However, some of the karmas that do not get fructified can have three
possible outcomes: they can be destroyed, they can merge with a
dominant karma, or can remain dormant for a long time. Dormant bad
karma can be destroyed by good karma. However, bad karma cannot destroy
good karma waiting to be fructified.
Pleasure and pain have a direct connection with the kleshas of
attachment (raga) and aversion (dvesha). Raga and dvesha
come from the ego and ego is the result of avidya (ignorance), as given
in sutra 2.3.
When knowledge arises, ignorance is destroyed so the kleshas are
deprived of their base and can no longer survive. Moreover, existing
karmas in the store of Sanchita karma are burnt.
A jivanamukta, a person who is enlightened while still alive, must
go through the Prarabdha Karma which is the karma doled out at the time
of birth. However, since as a result o enlightenment, the Sanchita Karma
is destroyed and no future birth can take place.
In sutras 2.12-14, Patanjali has delineated one of the most
fundamental tenets of the Hindu philosophy – the theory of Karma and
Reincarnation. While growing up, our elders would always tell us that we should do
good deeds otherwise we might be born as animals or insects in the next
life. To me, this is one of those concepts which must be accepted on
“faith” only. I don’t believe that there is a way to establish its
veracity through ‘pratyaksha pramana’ (direct perception). It is only
through ‘agama’ (scriptural reference) or possibly through ‘anumana’
(inference) that one can explain these concepts.
Most commentators have explained the term “jati” as referring to a

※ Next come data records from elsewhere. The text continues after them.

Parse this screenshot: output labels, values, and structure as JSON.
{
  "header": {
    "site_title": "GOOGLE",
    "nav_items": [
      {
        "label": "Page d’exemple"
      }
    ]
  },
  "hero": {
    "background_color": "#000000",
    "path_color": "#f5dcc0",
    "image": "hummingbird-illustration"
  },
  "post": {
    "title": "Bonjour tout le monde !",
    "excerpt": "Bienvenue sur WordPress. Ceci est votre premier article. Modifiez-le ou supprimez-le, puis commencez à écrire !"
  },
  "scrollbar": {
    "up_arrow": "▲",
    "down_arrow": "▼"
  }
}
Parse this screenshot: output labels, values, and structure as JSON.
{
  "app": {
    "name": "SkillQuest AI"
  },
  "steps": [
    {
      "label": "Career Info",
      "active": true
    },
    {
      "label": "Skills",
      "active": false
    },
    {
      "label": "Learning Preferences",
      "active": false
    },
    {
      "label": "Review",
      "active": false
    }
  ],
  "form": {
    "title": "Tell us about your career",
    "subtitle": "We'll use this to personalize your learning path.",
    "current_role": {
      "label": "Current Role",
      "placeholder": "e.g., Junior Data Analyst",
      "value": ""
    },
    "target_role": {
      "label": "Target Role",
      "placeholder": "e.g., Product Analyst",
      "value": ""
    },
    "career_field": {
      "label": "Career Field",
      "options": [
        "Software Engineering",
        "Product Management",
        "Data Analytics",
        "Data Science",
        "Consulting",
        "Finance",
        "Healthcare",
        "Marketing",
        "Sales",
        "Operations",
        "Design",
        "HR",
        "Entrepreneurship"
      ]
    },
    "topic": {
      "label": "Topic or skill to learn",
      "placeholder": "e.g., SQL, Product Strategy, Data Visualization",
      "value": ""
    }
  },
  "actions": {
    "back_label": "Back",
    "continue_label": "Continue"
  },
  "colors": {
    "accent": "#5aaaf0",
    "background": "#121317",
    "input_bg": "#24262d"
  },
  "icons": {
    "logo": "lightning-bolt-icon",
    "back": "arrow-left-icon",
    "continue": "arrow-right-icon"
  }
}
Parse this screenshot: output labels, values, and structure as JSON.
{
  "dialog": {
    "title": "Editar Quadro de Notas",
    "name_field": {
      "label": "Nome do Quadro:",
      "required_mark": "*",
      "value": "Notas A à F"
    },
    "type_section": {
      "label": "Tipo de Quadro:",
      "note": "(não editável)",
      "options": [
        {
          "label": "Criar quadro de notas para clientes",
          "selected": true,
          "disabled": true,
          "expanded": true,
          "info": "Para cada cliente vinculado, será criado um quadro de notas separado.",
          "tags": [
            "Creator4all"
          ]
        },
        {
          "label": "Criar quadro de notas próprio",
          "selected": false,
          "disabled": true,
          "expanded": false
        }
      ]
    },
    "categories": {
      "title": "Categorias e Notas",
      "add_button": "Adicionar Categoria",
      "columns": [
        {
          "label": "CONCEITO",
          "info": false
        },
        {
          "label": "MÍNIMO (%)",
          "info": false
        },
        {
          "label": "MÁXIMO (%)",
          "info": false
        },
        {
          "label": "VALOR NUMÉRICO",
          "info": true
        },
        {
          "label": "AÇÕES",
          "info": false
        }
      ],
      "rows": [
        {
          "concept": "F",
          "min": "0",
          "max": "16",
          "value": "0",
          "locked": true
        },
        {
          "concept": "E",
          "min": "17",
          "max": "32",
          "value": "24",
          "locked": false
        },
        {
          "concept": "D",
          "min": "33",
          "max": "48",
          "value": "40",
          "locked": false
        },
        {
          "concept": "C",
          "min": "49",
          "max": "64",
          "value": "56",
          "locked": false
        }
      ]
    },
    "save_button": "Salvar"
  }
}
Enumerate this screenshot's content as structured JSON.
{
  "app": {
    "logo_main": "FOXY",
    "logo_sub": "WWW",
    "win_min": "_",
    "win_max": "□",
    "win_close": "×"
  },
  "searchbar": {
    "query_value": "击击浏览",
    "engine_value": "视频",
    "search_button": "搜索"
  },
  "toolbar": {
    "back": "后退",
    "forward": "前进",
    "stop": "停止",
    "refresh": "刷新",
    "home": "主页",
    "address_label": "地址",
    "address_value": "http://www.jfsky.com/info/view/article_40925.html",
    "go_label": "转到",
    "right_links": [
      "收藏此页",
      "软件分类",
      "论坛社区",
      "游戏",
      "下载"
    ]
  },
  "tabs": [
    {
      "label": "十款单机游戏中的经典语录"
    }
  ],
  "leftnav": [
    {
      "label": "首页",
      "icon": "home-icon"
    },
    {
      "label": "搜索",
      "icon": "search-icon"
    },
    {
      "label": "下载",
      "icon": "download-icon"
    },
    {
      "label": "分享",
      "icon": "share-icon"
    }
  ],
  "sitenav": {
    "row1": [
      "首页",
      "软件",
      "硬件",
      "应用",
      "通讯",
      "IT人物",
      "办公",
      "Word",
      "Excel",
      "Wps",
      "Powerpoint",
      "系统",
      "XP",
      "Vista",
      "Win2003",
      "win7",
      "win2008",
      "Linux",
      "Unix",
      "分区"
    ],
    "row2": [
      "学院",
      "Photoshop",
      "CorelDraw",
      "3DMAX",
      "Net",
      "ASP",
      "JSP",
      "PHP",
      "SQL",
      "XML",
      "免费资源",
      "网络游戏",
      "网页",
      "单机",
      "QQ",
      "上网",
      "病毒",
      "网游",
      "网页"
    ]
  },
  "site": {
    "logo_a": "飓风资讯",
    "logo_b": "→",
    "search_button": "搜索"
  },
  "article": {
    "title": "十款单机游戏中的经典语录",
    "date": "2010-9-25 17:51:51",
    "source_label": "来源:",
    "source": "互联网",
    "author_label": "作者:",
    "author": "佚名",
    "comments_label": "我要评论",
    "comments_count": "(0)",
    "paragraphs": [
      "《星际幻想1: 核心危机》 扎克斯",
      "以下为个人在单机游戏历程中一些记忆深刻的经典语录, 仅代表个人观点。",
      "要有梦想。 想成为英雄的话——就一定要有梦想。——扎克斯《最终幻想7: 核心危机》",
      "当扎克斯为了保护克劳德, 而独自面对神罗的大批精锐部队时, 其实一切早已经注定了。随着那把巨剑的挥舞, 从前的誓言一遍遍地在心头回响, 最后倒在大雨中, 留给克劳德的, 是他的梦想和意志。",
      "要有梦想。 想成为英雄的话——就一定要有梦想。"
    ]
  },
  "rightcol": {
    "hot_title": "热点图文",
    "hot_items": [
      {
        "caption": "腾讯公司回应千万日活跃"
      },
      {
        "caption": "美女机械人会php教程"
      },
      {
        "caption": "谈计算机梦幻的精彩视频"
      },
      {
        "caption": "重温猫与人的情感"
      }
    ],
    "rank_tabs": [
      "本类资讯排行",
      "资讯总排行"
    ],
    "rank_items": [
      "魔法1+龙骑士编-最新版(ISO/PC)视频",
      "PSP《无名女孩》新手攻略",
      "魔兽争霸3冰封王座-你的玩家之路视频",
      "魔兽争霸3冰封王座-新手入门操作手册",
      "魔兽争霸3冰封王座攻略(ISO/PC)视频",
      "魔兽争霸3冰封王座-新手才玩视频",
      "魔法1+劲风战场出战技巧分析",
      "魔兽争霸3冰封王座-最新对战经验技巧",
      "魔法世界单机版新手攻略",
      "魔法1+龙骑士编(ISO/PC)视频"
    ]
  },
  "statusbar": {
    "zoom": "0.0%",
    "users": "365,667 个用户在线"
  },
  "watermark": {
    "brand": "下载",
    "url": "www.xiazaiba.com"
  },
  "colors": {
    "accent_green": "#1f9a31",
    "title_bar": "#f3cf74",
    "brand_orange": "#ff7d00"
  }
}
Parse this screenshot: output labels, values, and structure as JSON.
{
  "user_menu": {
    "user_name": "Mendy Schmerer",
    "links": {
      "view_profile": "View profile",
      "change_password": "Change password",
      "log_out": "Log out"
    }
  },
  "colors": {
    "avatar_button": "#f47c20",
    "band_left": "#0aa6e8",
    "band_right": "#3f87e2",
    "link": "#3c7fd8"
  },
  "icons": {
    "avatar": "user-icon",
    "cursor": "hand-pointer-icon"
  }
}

future birth which could be any living being – human, animal, insect
etc. However, Taimni, in his commentary talks only about human birth
and about the type of life one could have – living in a slum
versus being born in a rich family, or being happy or unhappy etc. He
seems to have taken a limited view of the word “jati”.
It is interesting to note that in Chapter 1, the focus was on
removing the samskaras and their seeds through various stages of
meditation (sutras 17, 18, 42-51). There was no mention of kleshas in
the first chapter. In chapter 2, we are now introduced to the concept
of kleshas which are now being shown to be the root cause of the karmas
and the resulting samskaras.